───── DATA PROVIDED
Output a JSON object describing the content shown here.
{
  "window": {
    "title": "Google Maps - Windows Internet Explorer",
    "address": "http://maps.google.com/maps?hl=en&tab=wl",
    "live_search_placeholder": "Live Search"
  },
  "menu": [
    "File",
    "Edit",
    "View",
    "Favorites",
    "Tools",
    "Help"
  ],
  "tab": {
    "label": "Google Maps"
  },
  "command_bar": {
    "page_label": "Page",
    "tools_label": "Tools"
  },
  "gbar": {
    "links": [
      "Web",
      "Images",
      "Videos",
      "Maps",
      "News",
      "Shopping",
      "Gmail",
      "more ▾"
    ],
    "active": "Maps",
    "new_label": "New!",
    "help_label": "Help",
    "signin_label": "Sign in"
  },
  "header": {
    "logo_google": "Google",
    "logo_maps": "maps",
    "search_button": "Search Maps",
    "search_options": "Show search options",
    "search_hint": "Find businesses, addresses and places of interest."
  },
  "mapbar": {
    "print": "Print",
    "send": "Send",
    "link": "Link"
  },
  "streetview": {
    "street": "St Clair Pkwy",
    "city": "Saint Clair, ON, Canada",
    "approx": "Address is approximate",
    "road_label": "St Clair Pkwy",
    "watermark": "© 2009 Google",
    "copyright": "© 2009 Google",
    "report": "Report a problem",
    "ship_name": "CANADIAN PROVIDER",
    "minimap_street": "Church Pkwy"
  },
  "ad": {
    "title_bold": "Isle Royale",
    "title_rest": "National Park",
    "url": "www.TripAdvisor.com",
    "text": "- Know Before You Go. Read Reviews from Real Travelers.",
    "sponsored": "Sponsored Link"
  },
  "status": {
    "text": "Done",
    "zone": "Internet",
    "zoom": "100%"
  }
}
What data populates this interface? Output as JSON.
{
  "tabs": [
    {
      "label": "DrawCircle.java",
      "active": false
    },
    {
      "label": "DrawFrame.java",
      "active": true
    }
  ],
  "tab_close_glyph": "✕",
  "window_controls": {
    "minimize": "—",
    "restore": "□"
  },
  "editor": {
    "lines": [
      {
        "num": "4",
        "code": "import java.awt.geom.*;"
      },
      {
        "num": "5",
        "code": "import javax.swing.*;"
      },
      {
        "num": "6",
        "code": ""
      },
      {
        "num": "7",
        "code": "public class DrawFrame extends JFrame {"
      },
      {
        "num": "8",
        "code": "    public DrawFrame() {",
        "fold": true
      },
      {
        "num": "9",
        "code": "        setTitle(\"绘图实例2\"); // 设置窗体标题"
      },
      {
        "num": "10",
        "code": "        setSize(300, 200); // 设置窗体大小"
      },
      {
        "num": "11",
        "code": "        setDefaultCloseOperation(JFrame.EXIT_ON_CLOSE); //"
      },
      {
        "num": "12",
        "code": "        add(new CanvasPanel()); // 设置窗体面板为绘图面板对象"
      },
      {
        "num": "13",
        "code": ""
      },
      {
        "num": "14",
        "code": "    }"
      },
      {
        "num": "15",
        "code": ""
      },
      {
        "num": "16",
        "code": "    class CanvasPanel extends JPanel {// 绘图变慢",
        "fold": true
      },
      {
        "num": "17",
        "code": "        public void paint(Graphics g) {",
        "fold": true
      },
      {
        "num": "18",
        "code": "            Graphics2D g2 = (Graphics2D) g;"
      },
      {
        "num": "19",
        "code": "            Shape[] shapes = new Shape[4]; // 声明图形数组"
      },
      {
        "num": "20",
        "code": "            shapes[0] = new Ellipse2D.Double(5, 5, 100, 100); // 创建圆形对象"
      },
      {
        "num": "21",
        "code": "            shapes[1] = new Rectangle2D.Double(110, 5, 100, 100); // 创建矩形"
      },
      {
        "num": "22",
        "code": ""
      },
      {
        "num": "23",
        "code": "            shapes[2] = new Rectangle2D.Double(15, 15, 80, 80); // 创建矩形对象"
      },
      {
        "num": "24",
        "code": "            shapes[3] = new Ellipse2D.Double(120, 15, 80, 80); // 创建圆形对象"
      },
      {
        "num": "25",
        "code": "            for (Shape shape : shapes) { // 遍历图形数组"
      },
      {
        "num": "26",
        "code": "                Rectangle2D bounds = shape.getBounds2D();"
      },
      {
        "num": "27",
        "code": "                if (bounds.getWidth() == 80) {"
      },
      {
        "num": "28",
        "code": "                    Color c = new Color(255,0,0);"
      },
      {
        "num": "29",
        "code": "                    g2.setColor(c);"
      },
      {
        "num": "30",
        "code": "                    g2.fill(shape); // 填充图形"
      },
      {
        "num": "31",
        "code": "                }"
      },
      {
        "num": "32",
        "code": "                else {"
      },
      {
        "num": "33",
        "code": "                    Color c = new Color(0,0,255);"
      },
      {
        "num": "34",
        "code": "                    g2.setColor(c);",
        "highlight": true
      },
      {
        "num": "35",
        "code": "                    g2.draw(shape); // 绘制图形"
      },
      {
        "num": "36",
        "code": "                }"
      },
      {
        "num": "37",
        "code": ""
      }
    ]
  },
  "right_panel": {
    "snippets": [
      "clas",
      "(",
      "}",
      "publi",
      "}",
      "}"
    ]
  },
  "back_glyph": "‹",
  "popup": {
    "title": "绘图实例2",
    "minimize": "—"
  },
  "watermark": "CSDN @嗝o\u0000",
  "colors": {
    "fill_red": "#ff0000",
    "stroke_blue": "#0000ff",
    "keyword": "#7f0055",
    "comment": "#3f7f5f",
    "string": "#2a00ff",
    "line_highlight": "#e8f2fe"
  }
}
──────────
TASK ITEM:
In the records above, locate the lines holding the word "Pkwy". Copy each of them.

SOLUTION BELOW:
    "street": "St Clair Pkwy",
    "road_label": "St Clair Pkwy",
    "minimap_street": "Church Pkwy"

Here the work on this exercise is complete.